Aim of the exercise: Because the material must match the original, reproduce every line of it exactly.

Dataset extract: Begin

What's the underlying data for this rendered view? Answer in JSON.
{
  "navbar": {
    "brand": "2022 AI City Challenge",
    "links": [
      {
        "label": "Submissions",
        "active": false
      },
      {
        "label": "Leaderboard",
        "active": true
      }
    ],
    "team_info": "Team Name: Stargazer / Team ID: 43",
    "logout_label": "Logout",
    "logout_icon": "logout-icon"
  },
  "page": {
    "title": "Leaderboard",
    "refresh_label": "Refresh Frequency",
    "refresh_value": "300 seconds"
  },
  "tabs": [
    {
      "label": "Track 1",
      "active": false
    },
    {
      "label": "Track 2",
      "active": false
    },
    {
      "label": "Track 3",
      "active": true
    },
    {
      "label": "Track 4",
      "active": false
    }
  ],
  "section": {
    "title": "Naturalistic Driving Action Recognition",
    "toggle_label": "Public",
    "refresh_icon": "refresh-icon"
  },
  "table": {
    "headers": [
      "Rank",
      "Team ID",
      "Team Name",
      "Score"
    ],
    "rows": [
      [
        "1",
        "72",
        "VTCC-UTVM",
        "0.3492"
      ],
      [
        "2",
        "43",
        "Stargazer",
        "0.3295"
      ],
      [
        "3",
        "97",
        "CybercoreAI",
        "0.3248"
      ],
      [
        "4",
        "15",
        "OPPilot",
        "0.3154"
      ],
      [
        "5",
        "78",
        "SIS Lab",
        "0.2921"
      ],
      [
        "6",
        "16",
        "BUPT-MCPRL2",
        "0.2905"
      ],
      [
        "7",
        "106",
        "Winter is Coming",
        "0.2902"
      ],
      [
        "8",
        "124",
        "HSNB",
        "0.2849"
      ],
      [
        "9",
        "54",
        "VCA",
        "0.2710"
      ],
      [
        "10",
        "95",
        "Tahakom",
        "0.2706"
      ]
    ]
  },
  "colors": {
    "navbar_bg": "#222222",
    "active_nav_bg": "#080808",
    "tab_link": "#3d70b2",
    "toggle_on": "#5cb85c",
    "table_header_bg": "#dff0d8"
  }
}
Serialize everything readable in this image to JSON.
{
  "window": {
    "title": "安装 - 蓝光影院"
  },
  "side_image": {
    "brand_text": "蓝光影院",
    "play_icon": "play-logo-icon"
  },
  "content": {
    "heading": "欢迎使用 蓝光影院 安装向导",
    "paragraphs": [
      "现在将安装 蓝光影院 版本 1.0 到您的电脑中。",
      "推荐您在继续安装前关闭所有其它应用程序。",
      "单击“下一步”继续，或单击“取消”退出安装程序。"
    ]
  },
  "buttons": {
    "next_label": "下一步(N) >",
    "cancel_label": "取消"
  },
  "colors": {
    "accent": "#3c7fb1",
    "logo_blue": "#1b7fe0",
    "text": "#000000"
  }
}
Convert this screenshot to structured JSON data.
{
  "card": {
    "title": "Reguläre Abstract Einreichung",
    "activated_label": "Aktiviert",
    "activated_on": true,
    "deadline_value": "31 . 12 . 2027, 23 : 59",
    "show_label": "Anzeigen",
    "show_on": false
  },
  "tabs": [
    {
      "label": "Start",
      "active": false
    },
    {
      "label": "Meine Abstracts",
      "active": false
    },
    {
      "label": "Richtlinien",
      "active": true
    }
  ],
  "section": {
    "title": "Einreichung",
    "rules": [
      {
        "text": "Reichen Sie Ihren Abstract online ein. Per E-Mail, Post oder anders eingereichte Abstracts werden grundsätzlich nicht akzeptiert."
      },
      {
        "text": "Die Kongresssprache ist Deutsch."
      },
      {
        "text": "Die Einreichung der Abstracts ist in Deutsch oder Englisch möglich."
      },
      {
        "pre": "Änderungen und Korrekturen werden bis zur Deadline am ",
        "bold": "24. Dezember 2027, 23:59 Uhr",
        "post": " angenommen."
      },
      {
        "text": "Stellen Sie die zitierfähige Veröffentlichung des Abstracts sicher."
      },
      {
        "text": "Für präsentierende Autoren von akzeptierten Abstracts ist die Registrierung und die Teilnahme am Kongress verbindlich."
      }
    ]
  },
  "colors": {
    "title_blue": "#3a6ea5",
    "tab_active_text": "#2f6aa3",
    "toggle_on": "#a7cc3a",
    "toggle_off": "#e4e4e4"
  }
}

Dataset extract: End

Finished task:
What's the underlying data for this rendered view? Answer in JSON.
{
  "navbar": {
    "brand": "2022 AI City Challenge",
    "links": [
      {
        "label": "Submissions",
        "active": false
      },
      {
        "label": "Leaderboard",
        "active": true
      }
    ],
    "team_info": "Team Name: Stargazer / Team ID: 43",
    "logout_label": "Logout",
    "logout_icon": "logout-icon"
  },
  "page": {
    "title": "Leaderboard",
    "refresh_label": "Refresh Frequency",
    "refresh_value": "300 seconds"
  },
  "tabs": [
    {
      "label": "Track 1",
      "active": false
    },
    {
      "label": "Track 2",
      "active": false
    },
    {
      "label": "Track 3",
      "active": true
    },
    {
      "label": "Track 4",
      "active": false
    }
  ],
  "section": {
    "title": "Naturalistic Driving Action Recognition",
    "toggle_label": "Public",
    "refresh_icon": "refresh-icon"
  },
  "table": {
    "headers": [
      "Rank",
      "Team ID",
      "Team Name",
      "Score"
    ],
    "rows": [
      [
        "1",
        "72",
        "VTCC-UTVM",
        "0.3492"
      ],
      [
        "2",
        "43",
        "Stargazer",
        "0.3295"
      ],
      [
        "3",
        "97",
        "CybercoreAI",
        "0.3248"
      ],
      [
        "4",
        "15",
        "OPPilot",
        "0.3154"
      ],
      [
        "5",
        "78",
        "SIS Lab",
        "0.2921"
      ],
      [
        "6",
        "16",
        "BUPT-MCPRL2",
        "0.2905"
      ],
      [
        "7",
        "106",
        "Winter is Coming",
        "0.2902"
      ],
      [
        "8",
        "124",
        "HSNB",
        "0.2849"
      ],
      [
        "9",
        "54",
        "VCA",
        "0.2710"
      ],
      [
        "10",
        "95",
        "Tahakom",
        "0.2706"
      ]
    ]
  },
  "colors": {
    "navbar_bg": "#222222",
    "active_nav_bg": "#080808",
    "tab_link": "#3d70b2",
    "toggle_on": "#5cb85c",
    "table_header_bg": "#dff0d8"
  }
}
Serialize everything readable in this image to JSON.
{
  "window": {
    "title": "安装 - 蓝光影院"
  },
  "side_image": {
    "brand_text": "蓝光影院",
    "play_icon": "play-logo-icon"
  },
  "content": {
    "heading": "欢迎使用 蓝光影院 安装向导",
    "paragraphs": [
      "现在将安装 蓝光影院 版本 1.0 到您的电脑中。",
      "推荐您在继续安装前关闭所有其它应用程序。",
      "单击“下一步”继续，或单击“取消”退出安装程序。"
    ]
  },
  "buttons": {
    "next_label": "下一步(N) >",
    "cancel_label": "取消"
  },
  "colors": {
    "accent": "#3c7fb1",
    "logo_blue": "#1b7fe0",
    "text": "#000000"
  }
}
Convert this screenshot to structured JSON data.
{
  "card": {
    "title": "Reguläre Abstract Einreichung",
    "activated_label": "Aktiviert",
    "activated_on": true,
    "deadline_value": "31 . 12 . 2027, 23 : 59",
    "show_label": "Anzeigen",
    "show_on": false
  },
  "tabs": [
    {
      "label": "Start",
      "active": false
    },
    {
      "label": "Meine Abstracts",
      "active": false
    },
    {
      "label": "Richtlinien",
      "active": true
    }
  ],
  "section": {
    "title": "Einreichung",
    "rules": [
      {
        "text": "Reichen Sie Ihren Abstract online ein. Per E-Mail, Post oder anders eingereichte Abstracts werden grundsätzlich nicht akzeptiert."
      },
      {
        "text": "Die Kongresssprache ist Deutsch."
      },
      {
        "text": "Die Einreichung der Abstracts ist in Deutsch oder Englisch möglich."
      },
      {
        "pre": "Änderungen und Korrekturen werden bis zur Deadline am ",
        "bold": "24. Dezember 2027, 23:59 Uhr",
        "post": " angenommen."
      },
      {
        "text": "Stellen Sie die zitierfähige Veröffentlichung des Abstracts sicher."
      },
      {
        "text": "Für präsentierende Autoren von akzeptierten Abstracts ist die Registrierung und die Teilnahme am Kongress verbindlich."
      }
    ]
  },
  "colors": {
    "title_blue": "#3a6ea5",
    "tab_active_text": "#2f6aa3",
    "toggle_on": "#a7cc3a",
    "toggle_off": "#e4e4e4"
  }
}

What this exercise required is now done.